Later, on October 25, 1956, in a courtroom in Berchtesgaden, the site of the Fuehrer’s mountaintop home in Bavaria, Heinz Linge recalled that he saw Hitler almost upright in a sitting position on a blood-soaked sofa. He said:
“Hitler had his head bent forward somewhat and I could see a bullet hole on his right temple and a trickle of blood ran slowly down over his check.”
The pistol was on the floor where it had dropped from Hitler’s right hand. Eva Braun was lying on the sofa beside him, her lips puckered from the poison, with the unused revolver at her side. “It was as though she had fallen asleep ..“, Linge said.
Otto Günsche said:
“Hitler sat on the arm of the sofa with his head hanging down on the right shoulder which was itself hanging limp over the back of the sofa. On the right side was the bullethole.“
The pair testified that when they first entered Hitler’s study, Martin Bormann, was with them.
Later on, Rochus Misch, Hitler’s telephone operator, said that he peered through the door and saw Adolf Hitler had committed suicide.
Two weeks after the couple’s death, and when the battle for Berlin ended,William Vandivert, a 33-year-old LIFE photographer, was the first Western photographer to gain access to Hitler’s Führerbunker.
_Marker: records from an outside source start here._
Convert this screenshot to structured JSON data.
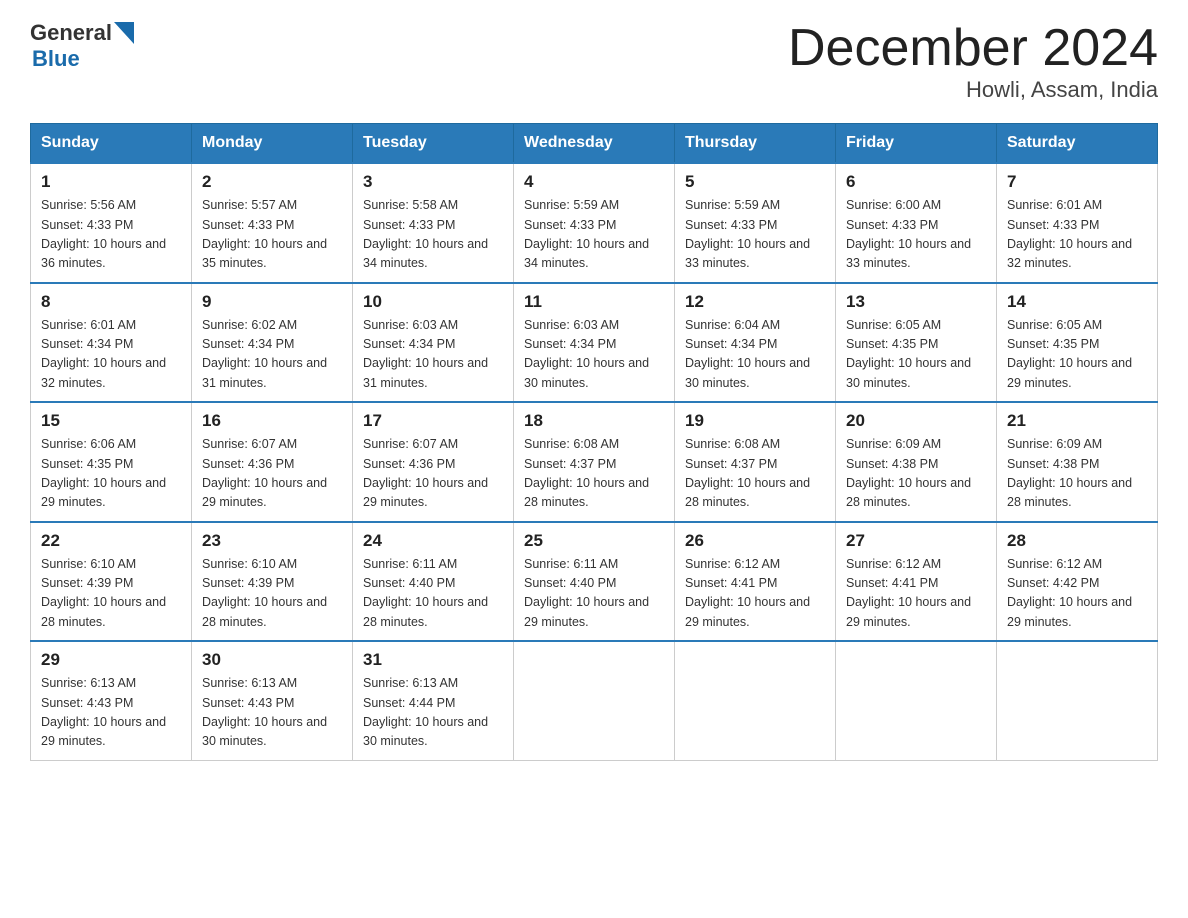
{
  "header": {
    "logo_general": "General",
    "logo_blue": "Blue",
    "month": "December 2024",
    "location": "Howli, Assam, India"
  },
  "days_of_week": [
    "Sunday",
    "Monday",
    "Tuesday",
    "Wednesday",
    "Thursday",
    "Friday",
    "Saturday"
  ],
  "weeks": [
    [
      {
        "day": 1,
        "sunrise": "5:56 AM",
        "sunset": "4:33 PM",
        "daylight": "10 hours and 36 minutes."
      },
      {
        "day": 2,
        "sunrise": "5:57 AM",
        "sunset": "4:33 PM",
        "daylight": "10 hours and 35 minutes."
      },
      {
        "day": 3,
        "sunrise": "5:58 AM",
        "sunset": "4:33 PM",
        "daylight": "10 hours and 34 minutes."
      },
      {
        "day": 4,
        "sunrise": "5:59 AM",
        "sunset": "4:33 PM",
        "daylight": "10 hours and 34 minutes."
      },
      {
        "day": 5,
        "sunrise": "5:59 AM",
        "sunset": "4:33 PM",
        "daylight": "10 hours and 33 minutes."
      },
      {
        "day": 6,
        "sunrise": "6:00 AM",
        "sunset": "4:33 PM",
        "daylight": "10 hours and 33 minutes."
      },
      {
        "day": 7,
        "sunrise": "6:01 AM",
        "sunset": "4:33 PM",
        "daylight": "10 hours and 32 minutes."
      }
    ],
    [
      {
        "day": 8,
        "sunrise": "6:01 AM",
        "sunset": "4:34 PM",
        "daylight": "10 hours and 32 minutes."
      },
      {
        "day": 9,
        "sunrise": "6:02 AM",
        "sunset": "4:34 PM",
        "daylight": "10 hours and 31 minutes."
      },
      {
        "day": 10,
        "sunrise": "6:03 AM",
        "sunset": "4:34 PM",
        "daylight": "10 hours and 31 minutes."
      },
      {
        "day": 11,
        "sunrise": "6:03 AM",
        "sunset": "4:34 PM",
        "daylight": "10 hours and 30 minutes."
      },
      {
        "day": 12,
        "sunrise": "6:04 AM",
        "sunset": "4:34 PM",
        "daylight": "10 hours and 30 minutes."
      },
      {
        "day": 13,
        "sunrise": "6:05 AM",
        "sunset": "4:35 PM",
        "daylight": "10 hours and 30 minutes."
      },
      {
        "day": 14,
        "sunrise": "6:05 AM",
        "sunset": "4:35 PM",
        "daylight": "10 hours and 29 minutes."
      }
    ],
    [
      {
        "day": 15,
        "sunrise": "6:06 AM",
        "sunset": "4:35 PM",
        "daylight": "10 hours and 29 minutes."
      },
      {
        "day": 16,
        "sunrise": "6:07 AM",
        "sunset": "4:36 PM",
        "daylight": "10 hours and 29 minutes."
      },
      {
        "day": 17,
        "sunrise": "6:07 AM",
        "sunset": "4:36 PM",
        "daylight": "10 hours and 29 minutes."
      },
      {
        "day": 18,
        "sunrise": "6:08 AM",
        "sunset": "4:37 PM",
        "daylight": "10 hours and 28 minutes."
      },
      {
        "day": 19,
        "sunrise": "6:08 AM",
        "sunset": "4:37 PM",
        "daylight": "10 hours and 28 minutes."
      },
      {
        "day": 20,
        "sunrise": "6:09 AM",
        "sunset": "4:38 PM",
        "daylight": "10 hours and 28 minutes."
      },
      {
        "day": 21,
        "sunrise": "6:09 AM",
        "sunset": "4:38 PM",
        "daylight": "10 hours and 28 minutes."
      }
    ],
    [
      {
        "day": 22,
        "sunrise": "6:10 AM",
        "sunset": "4:39 PM",
        "daylight": "10 hours and 28 minutes."
      },
      {
        "day": 23,
        "sunrise": "6:10 AM",
        "sunset": "4:39 PM",
        "daylight": "10 hours and 28 minutes."
      },
      {
        "day": 24,
        "sunrise": "6:11 AM",
        "sunset": "4:40 PM",
        "daylight": "10 hours and 28 minutes."
      },
      {
        "day": 25,
        "sunrise": "6:11 AM",
        "sunset": "4:40 PM",
        "daylight": "10 hours and 29 minutes."
      },
      {
        "day": 26,
        "sunrise": "6:12 AM",
        "sunset": "4:41 PM",
        "daylight": "10 hours and 29 minutes."
      },
      {
        "day": 27,
        "sunrise": "6:12 AM",
        "sunset": "4:41 PM",
        "daylight": "10 hours and 29 minutes."
      },
      {
        "day": 28,
        "sunrise": "6:12 AM",
        "sunset": "4:42 PM",
        "daylight": "10 hours and 29 minutes."
      }
    ],
    [
      {
        "day": 29,
        "sunrise": "6:13 AM",
        "sunset": "4:43 PM",
        "daylight": "10 hours and 29 minutes."
      },
      {
        "day": 30,
        "sunrise": "6:13 AM",
        "sunset": "4:43 PM",
        "daylight": "10 hours and 30 minutes."
      },
      {
        "day": 31,
        "sunrise": "6:13 AM",
        "sunset": "4:44 PM",
        "daylight": "10 hours and 30 minutes."
      },
      null,
      null,
      null,
      null
    ]
  ]
}
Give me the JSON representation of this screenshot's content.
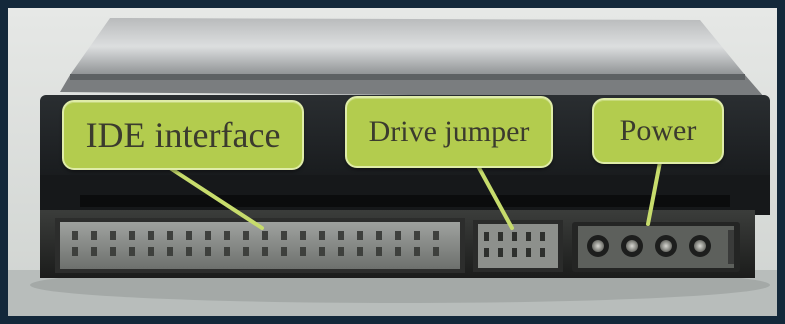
{
  "image": {
    "subject": "hard-drive-rear-connectors",
    "colors": {
      "border": "#13283a",
      "background_wall": "#d9dcd9",
      "drive_body": "#1a1d20",
      "callout_fill": "#b3cc4e",
      "callout_border": "#dfeca8",
      "callout_text": "#3b3b2e",
      "pointer_line": "#c7dc6c"
    }
  },
  "callouts": {
    "ide_interface": "IDE interface",
    "drive_jumper": "Drive jumper",
    "power": "Power"
  }
}
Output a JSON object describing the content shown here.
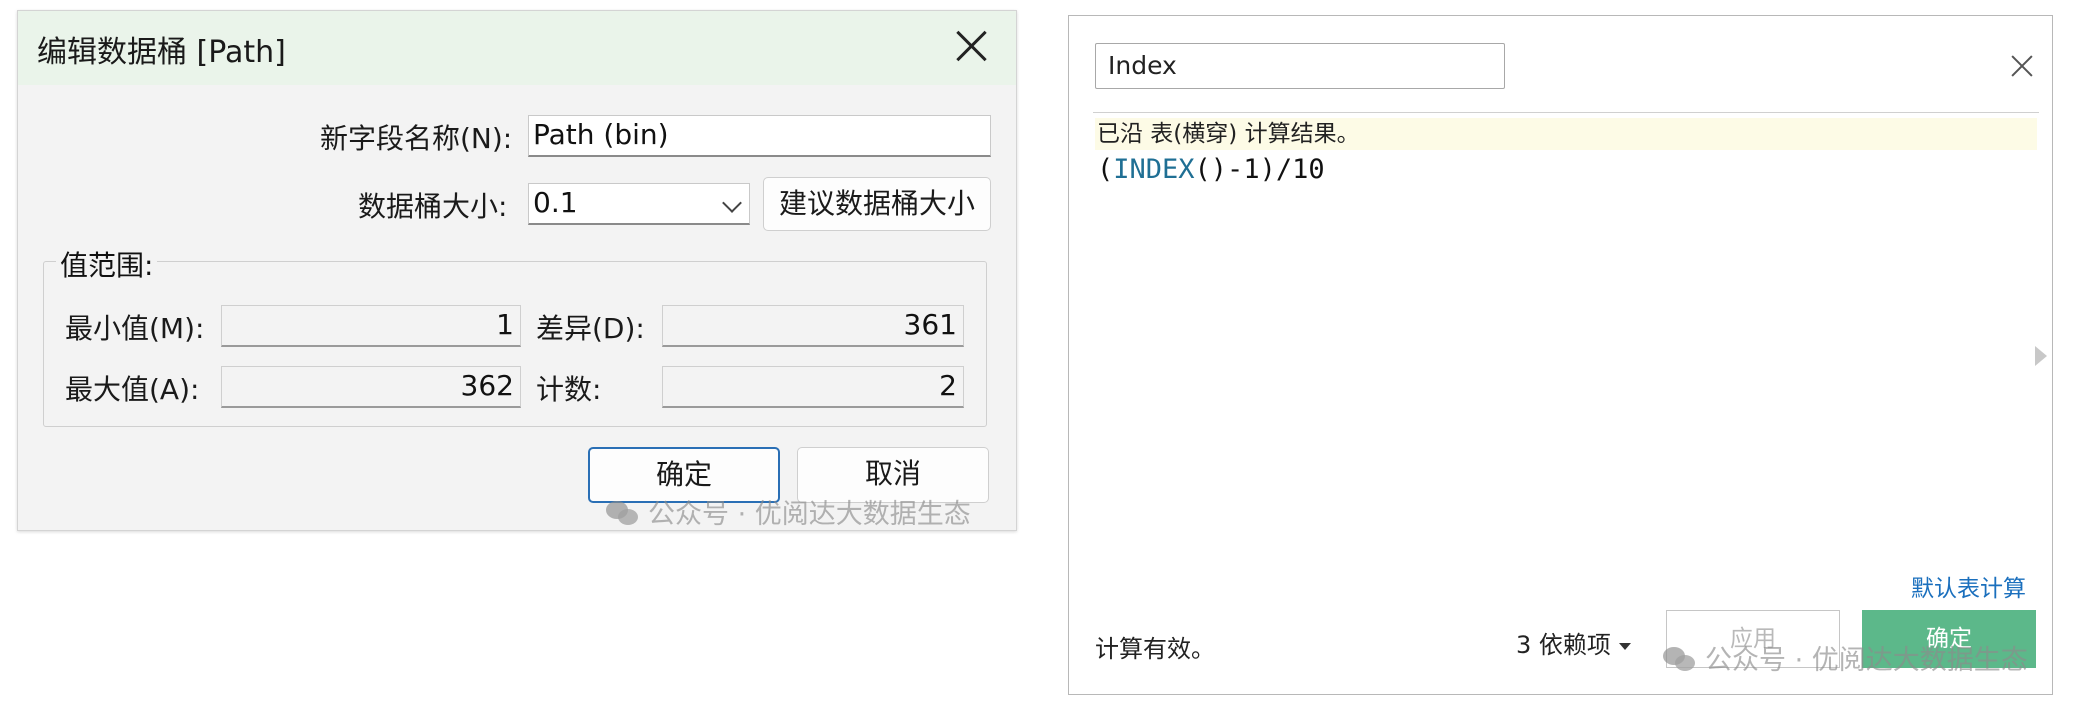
{
  "bin_dialog": {
    "title": "编辑数据桶 [Path]",
    "new_field_label": "新字段名称(N):",
    "new_field_value": "Path (bin)",
    "bin_size_label": "数据桶大小:",
    "bin_size_value": "0.1",
    "suggest_button": "建议数据桶大小",
    "range_group_title": "值范围:",
    "min_label": "最小值(M):",
    "min_value": "1",
    "diff_label": "差异(D):",
    "diff_value": "361",
    "max_label": "最大值(A):",
    "max_value": "362",
    "count_label": "计数:",
    "count_value": "2",
    "ok_button": "确定",
    "cancel_button": "取消"
  },
  "calc_editor": {
    "name_value": "Index",
    "compute_note": "已沿 表(横穿) 计算结果。",
    "formula_open": "(",
    "formula_fn": "INDEX",
    "formula_rest": "()-1)/10",
    "default_table_calc_link": "默认表计算",
    "status": "计算有效。",
    "dependencies": "3 依赖项",
    "apply_button": "应用",
    "ok_button": "确定"
  },
  "watermark": {
    "left": "公众号 · 优阅达大数据生态",
    "right": "公众号 · 优阅达大数据生态"
  },
  "colors": {
    "title_bar": "#eaf4ea",
    "primary_border": "#2a6fb5",
    "formula_function": "#1f6f94",
    "link": "#1a6fbd",
    "ok_green": "#5cb88a",
    "note_bg": "#fdfbe6"
  },
  "icons": {
    "dialog_close": "close-icon",
    "combo_arrow": "chevron-down-icon",
    "calc_close": "close-icon",
    "dependencies_caret": "caret-down-icon",
    "side_panel_toggle": "triangle-right-icon",
    "watermark_logo": "wechat-icon"
  }
}
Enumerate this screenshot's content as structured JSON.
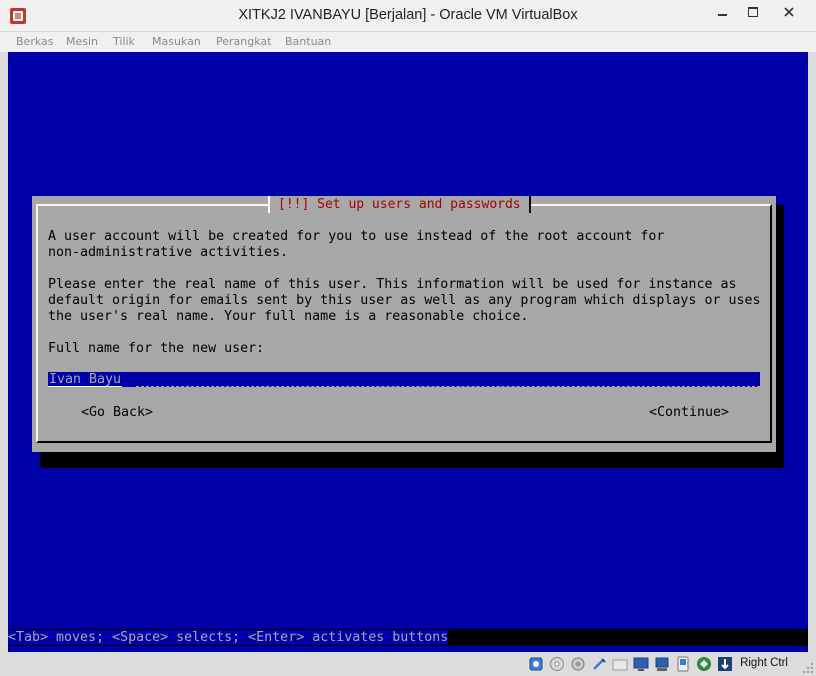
{
  "window": {
    "title": "XITKJ2 IVANBAYU [Berjalan] - Oracle VM VirtualBox",
    "app_icon": "virtualbox-icon"
  },
  "menubar": {
    "items": [
      {
        "label": "Berkas"
      },
      {
        "label": "Mesin"
      },
      {
        "label": "Tilik"
      },
      {
        "label": "Masukan"
      },
      {
        "label": "Perangkat"
      },
      {
        "label": "Bantuan"
      }
    ]
  },
  "installer": {
    "dialog_title": "[!!] Set up users and passwords",
    "paragraph1_line1": "A user account will be created for you to use instead of the root account for",
    "paragraph1_line2": "non-administrative activities.",
    "paragraph2_line1": "Please enter the real name of this user. This information will be used for instance as",
    "paragraph2_line2": "default origin for emails sent by this user as well as any program which displays or uses",
    "paragraph2_line3": "the user's real name. Your full name is a reasonable choice.",
    "prompt": "Full name for the new user:",
    "full_name_value": "Ivan Bayu",
    "go_back_label": "<Go Back>",
    "continue_label": "<Continue>",
    "hint": "<Tab> moves; <Space> selects; <Enter> activates buttons"
  },
  "statusbar": {
    "icons": [
      "hard-disk-icon",
      "optical-disk-icon",
      "audio-icon",
      "usb-icon",
      "shared-folder-icon",
      "display-icon",
      "network-icon",
      "video-capture-icon",
      "cpu-icon",
      "mouse-integration-icon"
    ],
    "host_key": "Right Ctrl"
  },
  "colors": {
    "console_blue": "#0000a8",
    "dialog_gray": "#a8a8a8",
    "title_red": "#a80000"
  }
}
Vandivert photographed the almost eerie scenes inside the unlit bunker and the room where Adolf Hitler and Eva Braun killed themselves.
In his typewritten notes to his editors in New York, Vandivert described in detail what he saw. For the above photograph published in LIFE magazine in July 1945, he wrote:
“Pix of [correspondents] looking at sofa where Hitler and Eva shot themselves. Note bloodstains on arm of soaf [sic] where Eva bled. She was seated at far end … Hitler sat in middle and fell forward, did not bleed on sofa. This is in Hitler’s sitting room.”
The above narration by Vandivert indicates that Eva Braun was also shot.